*Work required*
Return the entries below word for word. No picture belongs in the copy.

───── Dataset excerpts ─────

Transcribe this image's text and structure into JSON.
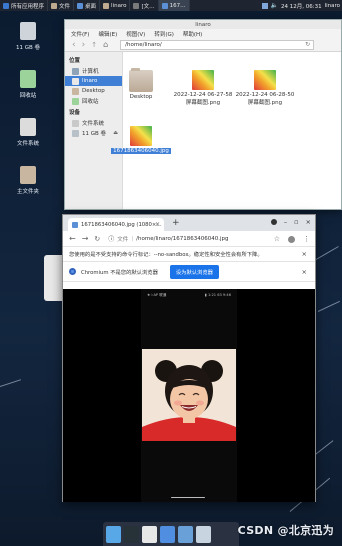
{
  "top_panel": {
    "tasks": [
      {
        "label": "所有应用程序",
        "color": "#3a78d0",
        "active": false
      },
      {
        "label": "文件",
        "color": "#bfa98f",
        "active": false
      },
      {
        "label": "桌面",
        "color": "#5b8fd6",
        "active": false
      },
      {
        "label": "linaro",
        "color": "#bfa98f",
        "active": false
      },
      {
        "label": "[文…",
        "color": "#7a7a7a",
        "active": false
      },
      {
        "label": "167…",
        "color": "#5b8fd6",
        "active": true
      }
    ],
    "tray_icons": [
      "network-icon",
      "speaker-icon",
      "battery-icon"
    ],
    "clock": "24 12月, 06:31",
    "user": "linaro"
  },
  "desktop_icons": [
    {
      "name": "disk-icon",
      "label": "11 GB 卷",
      "color": "#cfd4da"
    },
    {
      "name": "trash-icon",
      "label": "回收站",
      "color": "#9bd39b"
    },
    {
      "name": "filesystem-icon",
      "label": "文件系统",
      "color": "#dcdcdc"
    },
    {
      "name": "home-folder-icon",
      "label": "主文件夹",
      "color": "#c8b6a0"
    }
  ],
  "file_manager": {
    "title": "linaro",
    "menu": [
      "文件(F)",
      "编辑(E)",
      "视图(V)",
      "转到(G)",
      "帮助(H)"
    ],
    "address": "/home/linaro/",
    "sidebar": {
      "places_heading": "位置",
      "places": [
        {
          "label": "计算机",
          "icon": "computer-icon",
          "selected": false
        },
        {
          "label": "linaro",
          "icon": "home-icon",
          "selected": true
        },
        {
          "label": "Desktop",
          "icon": "desktop-folder-icon",
          "selected": false
        },
        {
          "label": "回收站",
          "icon": "trash-icon",
          "selected": false
        }
      ],
      "devices_heading": "设备",
      "devices": [
        {
          "label": "文件系统",
          "icon": "filesystem-icon",
          "eject": false
        },
        {
          "label": "11 GB 卷",
          "icon": "disk-icon",
          "eject": true
        }
      ]
    },
    "files": [
      {
        "label": "Desktop",
        "kind": "folder",
        "selected": false
      },
      {
        "label": "2022-12-24 06-27-58 屏幕截图.png",
        "kind": "image",
        "selected": false
      },
      {
        "label": "2022-12-24 06-28-50 屏幕截图.png",
        "kind": "image",
        "selected": false
      },
      {
        "label": "1671863406040.jpg",
        "kind": "image",
        "selected": true
      }
    ]
  },
  "chromium": {
    "tab_title": "1671863406040.jpg (1080×…",
    "url_scheme": "文件",
    "url_path": "/home/linaro/1671863406040.jpg",
    "warning": "您使用的是不受支持的命令行标记：--no-sandbox。稳定性和安全性会有所下降。",
    "default_prompt": "Chromium 不是您的默认浏览器",
    "default_button": "设为默认浏览器",
    "image_status_left": "★☆AP 联通",
    "image_status_right": "▮ 1:21 63 9:46",
    "accent": "#1a73e8"
  },
  "taskbar": [
    {
      "name": "show-desktop-icon",
      "color": "#58a8e8"
    },
    {
      "name": "terminal-icon",
      "color": "#263238"
    },
    {
      "name": "file-manager-icon",
      "color": "#e8e8e8"
    },
    {
      "name": "browser-icon",
      "color": "#4f8ee0"
    },
    {
      "name": "search-app-icon",
      "color": "#6aa0d8"
    },
    {
      "name": "folder-app-icon",
      "color": "#c8d4e0"
    }
  ],
  "watermark": "CSDN @北京迅为"
}
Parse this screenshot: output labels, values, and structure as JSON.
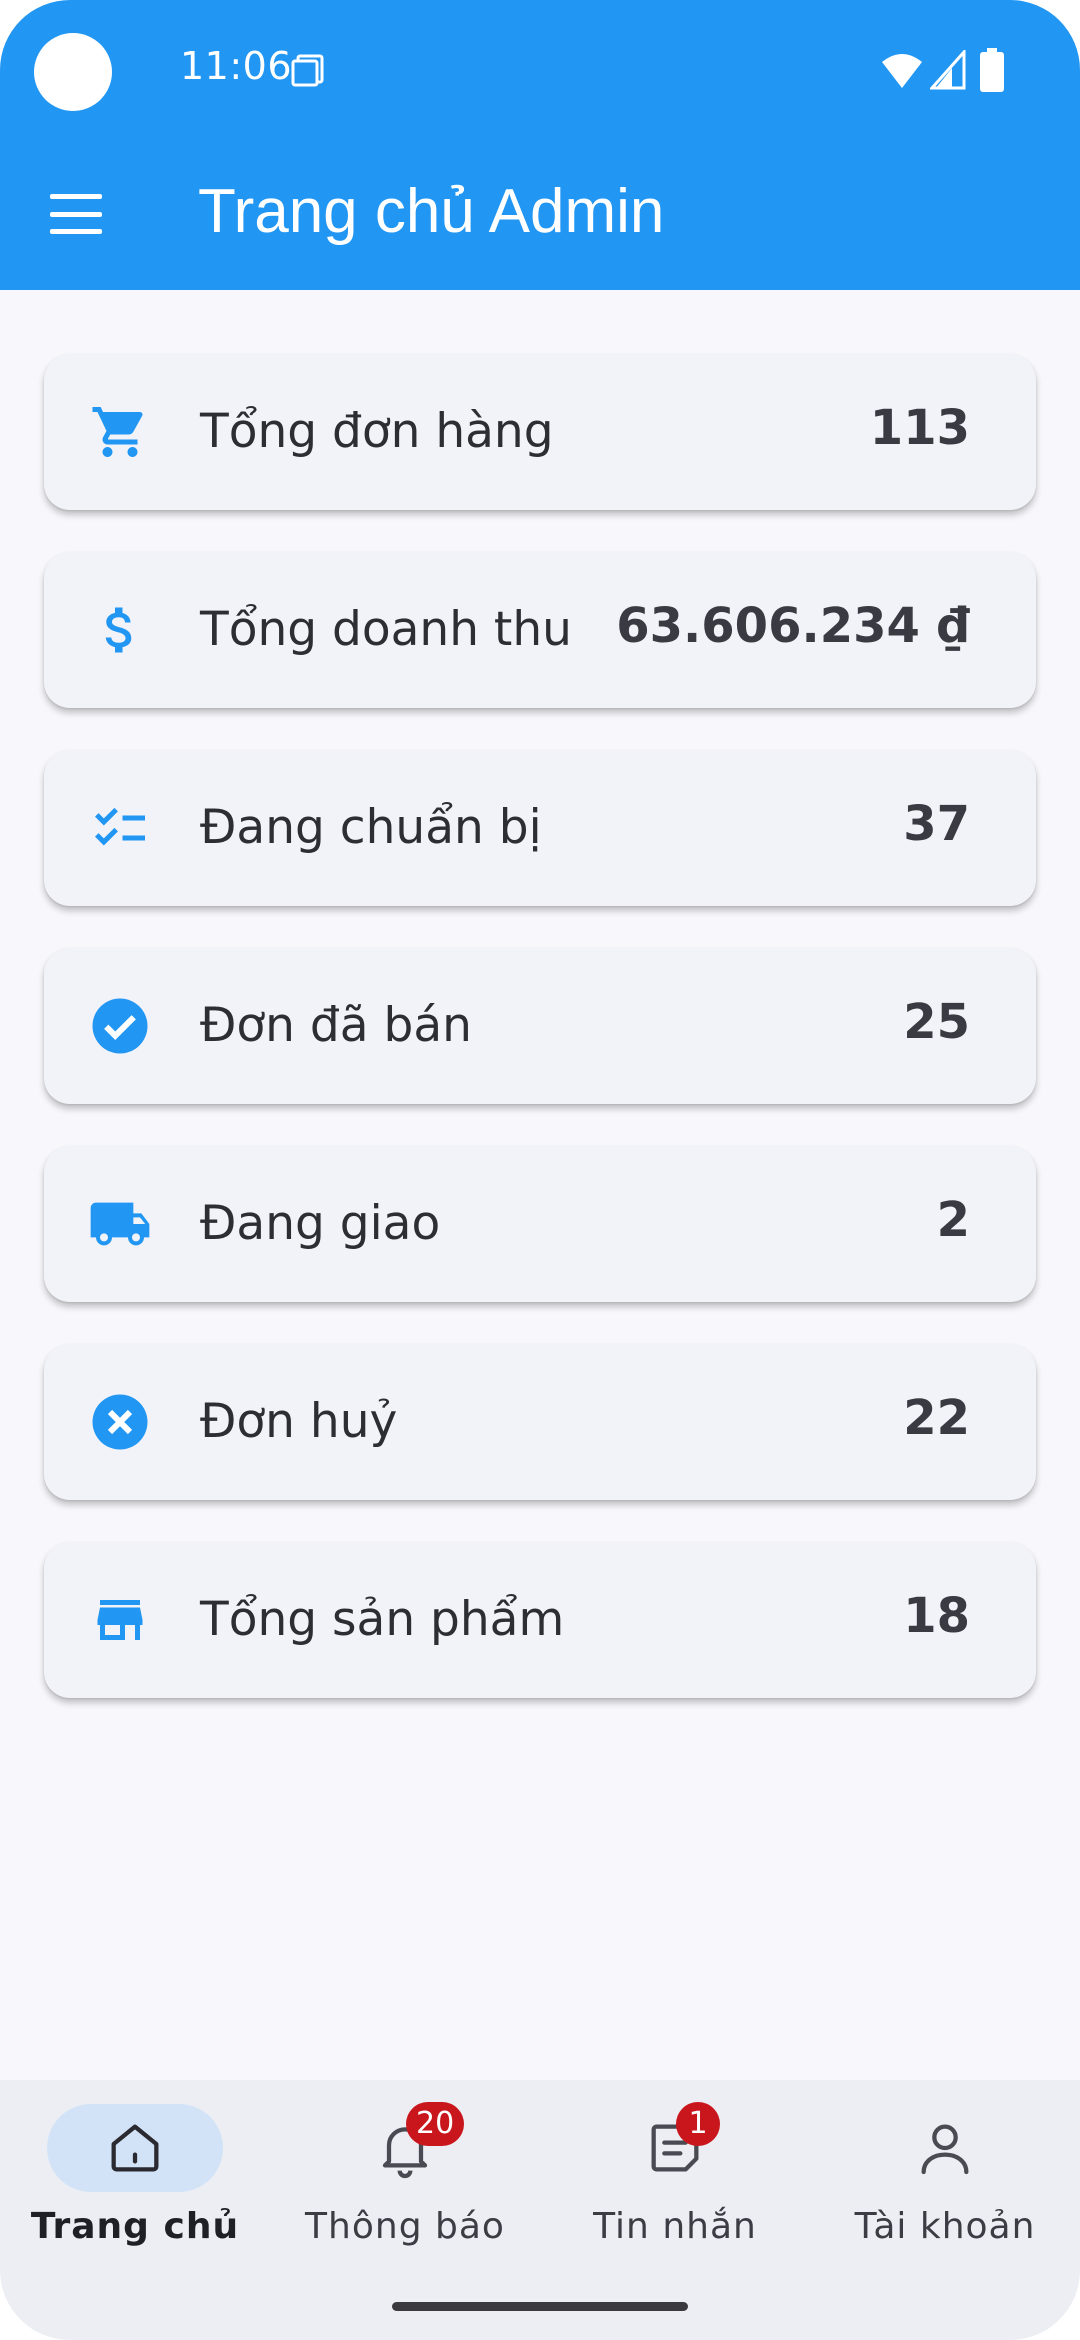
{
  "status_bar": {
    "time": "11:06"
  },
  "app_bar": {
    "title": "Trang chủ Admin",
    "menu_icon": "menu-icon"
  },
  "colors": {
    "primary": "#2196f3",
    "card_bg": "#f2f3f8",
    "badge": "#c8161c",
    "nav_active_bg": "#d2e3f7"
  },
  "stats": [
    {
      "icon": "shopping-cart-icon",
      "label": "Tổng đơn hàng",
      "value": "113"
    },
    {
      "icon": "dollar-icon",
      "label": "Tổng doanh thu",
      "value": "63.606.234 ₫"
    },
    {
      "icon": "checklist-icon",
      "label": "Đang chuẩn bị",
      "value": "37"
    },
    {
      "icon": "check-circle-icon",
      "label": "Đơn đã bán",
      "value": "25"
    },
    {
      "icon": "delivery-truck-icon",
      "label": "Đang giao",
      "value": "2"
    },
    {
      "icon": "cancel-circle-icon",
      "label": "Đơn huỷ",
      "value": "22"
    },
    {
      "icon": "store-icon",
      "label": "Tổng sản phẩm",
      "value": "18"
    }
  ],
  "bottom_nav": {
    "items": [
      {
        "icon": "home-icon",
        "label": "Trang chủ",
        "active": true
      },
      {
        "icon": "bell-icon",
        "label": "Thông báo",
        "badge": "20"
      },
      {
        "icon": "message-icon",
        "label": "Tin nhắn",
        "badge": "1"
      },
      {
        "icon": "person-icon",
        "label": "Tài khoản"
      }
    ]
  }
}
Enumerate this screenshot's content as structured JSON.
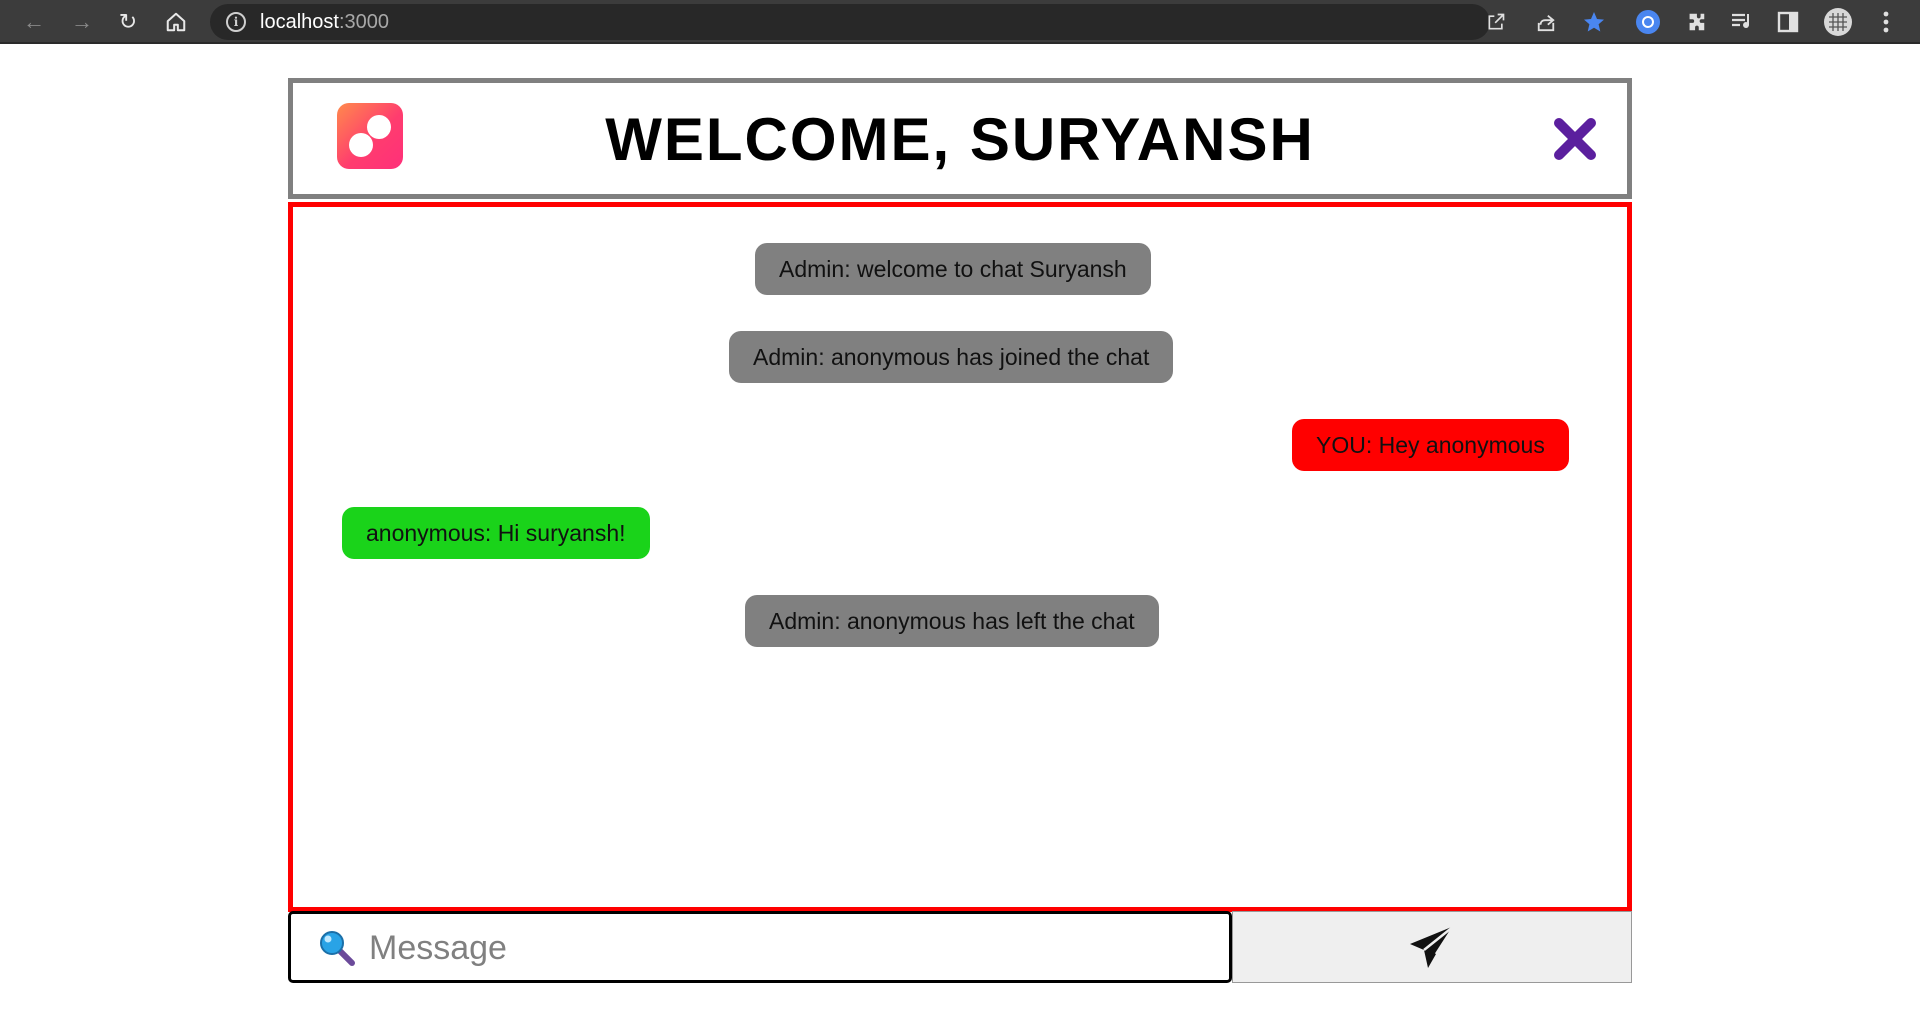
{
  "browser": {
    "url_host": "localhost",
    "url_port": ":3000",
    "icons": [
      "back-arrow-icon",
      "forward-arrow-icon",
      "reload-icon",
      "home-icon",
      "info-icon",
      "open-external-icon",
      "share-icon",
      "bookmark-star-icon",
      "extension-icon",
      "puzzle-icon",
      "media-queue-icon",
      "side-panel-icon",
      "profile-avatar",
      "menu-dots-icon"
    ],
    "accent_star": "#4a86f0"
  },
  "header": {
    "title": "WELCOME, SURYANSH",
    "close_icon_color": "#5b1f9e",
    "logo_gradient": [
      "#ff8a4c",
      "#ff2f7a"
    ]
  },
  "chat": {
    "border_color": "#ff0000",
    "messages": [
      {
        "sender": "admin",
        "text": "Admin: welcome to chat Suryansh",
        "color": "#808080"
      },
      {
        "sender": "admin",
        "text": "Admin: anonymous has joined the chat",
        "color": "#808080"
      },
      {
        "sender": "you",
        "text": "YOU: Hey anonymous",
        "color": "#ff0000"
      },
      {
        "sender": "other",
        "text": "anonymous: Hi suryansh!",
        "color": "#1ad31a"
      },
      {
        "sender": "admin",
        "text": "Admin: anonymous has left the chat",
        "color": "#808080"
      }
    ]
  },
  "composer": {
    "placeholder": "Message",
    "send_icon": "paper-plane-icon"
  }
}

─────

*Task answer*
Transcribe this image's text and structure into JSON.
{
  "top_panel": {
    "tasks": [
      {
        "label": "所有应用程序",
        "color": "#3a78d0",
        "active": false
      },
      {
        "label": "文件",
        "color": "#bfa98f",
        "active": false
      },
      {
        "label": "桌面",
        "color": "#5b8fd6",
        "active": false
      },
      {
        "label": "linaro",
        "color": "#bfa98f",
        "active": false
      },
      {
        "label": "[文…",
        "color": "#7a7a7a",
        "active": false
      },
      {
        "label": "167…",
        "color": "#5b8fd6",
        "active": true
      }
    ],
    "tray_icons": [
      "network-icon",
      "speaker-icon",
      "battery-icon"
    ],
    "clock": "24 12月, 06:31",
    "user": "linaro"
  },
  "desktop_icons": [
    {
      "name": "disk-icon",
      "label": "11 GB 卷",
      "color": "#cfd4da"
    },
    {
      "name": "trash-icon",
      "label": "回收站",
      "color": "#9bd39b"
    },
    {
      "name": "filesystem-icon",
      "label": "文件系统",
      "color": "#dcdcdc"
    },
    {
      "name": "home-folder-icon",
      "label": "主文件夹",
      "color": "#c8b6a0"
    }
  ],
  "file_manager": {
    "title": "linaro",
    "menu": [
      "文件(F)",
      "编辑(E)",
      "视图(V)",
      "转到(G)",
      "帮助(H)"
    ],
    "address": "/home/linaro/",
    "sidebar": {
      "places_heading": "位置",
      "places": [
        {
          "label": "计算机",
          "icon": "computer-icon",
          "selected": false
        },
        {
          "label": "linaro",
          "icon": "home-icon",
          "selected": true
        },
        {
          "label": "Desktop",
          "icon": "desktop-folder-icon",
          "selected": false
        },
        {
          "label": "回收站",
          "icon": "trash-icon",
          "selected": false
        }
      ],
      "devices_heading": "设备",
      "devices": [
        {
          "label": "文件系统",
          "icon": "filesystem-icon",
          "eject": false
        },
        {
          "label": "11 GB 卷",
          "icon": "disk-icon",
          "eject": true
        }
      ]
    },
    "files": [
      {
        "label": "Desktop",
        "kind": "folder",
        "selected": false
      },
      {
        "label": "2022-12-24 06-27-58 屏幕截图.png",
        "kind": "image",
        "selected": false
      },
      {
        "label": "2022-12-24 06-28-50 屏幕截图.png",
        "kind": "image",
        "selected": false
      },
      {
        "label": "1671863406040.jpg",
        "kind": "image",
        "selected": true
      }
    ]
  },
  "chromium": {
    "tab_title": "1671863406040.jpg (1080×…",
    "url_scheme": "文件",
    "url_path": "/home/linaro/1671863406040.jpg",
    "warning": "您使用的是不受支持的命令行标记：--no-sandbox。稳定性和安全性会有所下降。",
    "default_prompt": "Chromium 不是您的默认浏览器",
    "default_button": "设为默认浏览器",
    "image_status_left": "★☆AP 联通",
    "image_status_right": "▮ 1:21 63 9:46",
    "accent": "#1a73e8"
  },
  "taskbar": [
    {
      "name": "show-desktop-icon",
      "color": "#58a8e8"
    },
    {
      "name": "terminal-icon",
      "color": "#263238"
    },
    {
      "name": "file-manager-icon",
      "color": "#e8e8e8"
    },
    {
      "name": "browser-icon",
      "color": "#4f8ee0"
    },
    {
      "name": "search-app-icon",
      "color": "#6aa0d8"
    },
    {
      "name": "folder-app-icon",
      "color": "#c8d4e0"
    }
  ],
  "watermark": "CSDN @北京迅为"
}
Parse this screenshot: output labels, values, and structure as JSON.
{
  "status_bar": {
    "time": "11:06"
  },
  "app_bar": {
    "title": "Trang chủ Admin",
    "menu_icon": "menu-icon"
  },
  "colors": {
    "primary": "#2196f3",
    "card_bg": "#f2f3f8",
    "badge": "#c8161c",
    "nav_active_bg": "#d2e3f7"
  },
  "stats": [
    {
      "icon": "shopping-cart-icon",
      "label": "Tổng đơn hàng",
      "value": "113"
    },
    {
      "icon": "dollar-icon",
      "label": "Tổng doanh thu",
      "value": "63.606.234 ₫"
    },
    {
      "icon": "checklist-icon",
      "label": "Đang chuẩn bị",
      "value": "37"
    },
    {
      "icon": "check-circle-icon",
      "label": "Đơn đã bán",
      "value": "25"
    },
    {
      "icon": "delivery-truck-icon",
      "label": "Đang giao",
      "value": "2"
    },
    {
      "icon": "cancel-circle-icon",
      "label": "Đơn huỷ",
      "value": "22"
    },
    {
      "icon": "store-icon",
      "label": "Tổng sản phẩm",
      "value": "18"
    }
  ],
  "bottom_nav": {
    "items": [
      {
        "icon": "home-icon",
        "label": "Trang chủ",
        "active": true
      },
      {
        "icon": "bell-icon",
        "label": "Thông báo",
        "badge": "20"
      },
      {
        "icon": "message-icon",
        "label": "Tin nhắn",
        "badge": "1"
      },
      {
        "icon": "person-icon",
        "label": "Tài khoản"
      }
    ]
  }
}
Enumerate this screenshot's content as structured JSON.
{
  "browser": {
    "url_host": "localhost",
    "url_port": ":3000",
    "icons": [
      "back-arrow-icon",
      "forward-arrow-icon",
      "reload-icon",
      "home-icon",
      "info-icon",
      "open-external-icon",
      "share-icon",
      "bookmark-star-icon",
      "extension-icon",
      "puzzle-icon",
      "media-queue-icon",
      "side-panel-icon",
      "profile-avatar",
      "menu-dots-icon"
    ],
    "accent_star": "#4a86f0"
  },
  "header": {
    "title": "WELCOME, SURYANSH",
    "close_icon_color": "#5b1f9e",
    "logo_gradient": [
      "#ff8a4c",
      "#ff2f7a"
    ]
  },
  "chat": {
    "border_color": "#ff0000",
    "messages": [
      {
        "sender": "admin",
        "text": "Admin: welcome to chat Suryansh",
        "color": "#808080"
      },
      {
        "sender": "admin",
        "text": "Admin: anonymous has joined the chat",
        "color": "#808080"
      },
      {
        "sender": "you",
        "text": "YOU: Hey anonymous",
        "color": "#ff0000"
      },
      {
        "sender": "other",
        "text": "anonymous: Hi suryansh!",
        "color": "#1ad31a"
      },
      {
        "sender": "admin",
        "text": "Admin: anonymous has left the chat",
        "color": "#808080"
      }
    ]
  },
  "composer": {
    "placeholder": "Message",
    "send_icon": "paper-plane-icon"
  }
}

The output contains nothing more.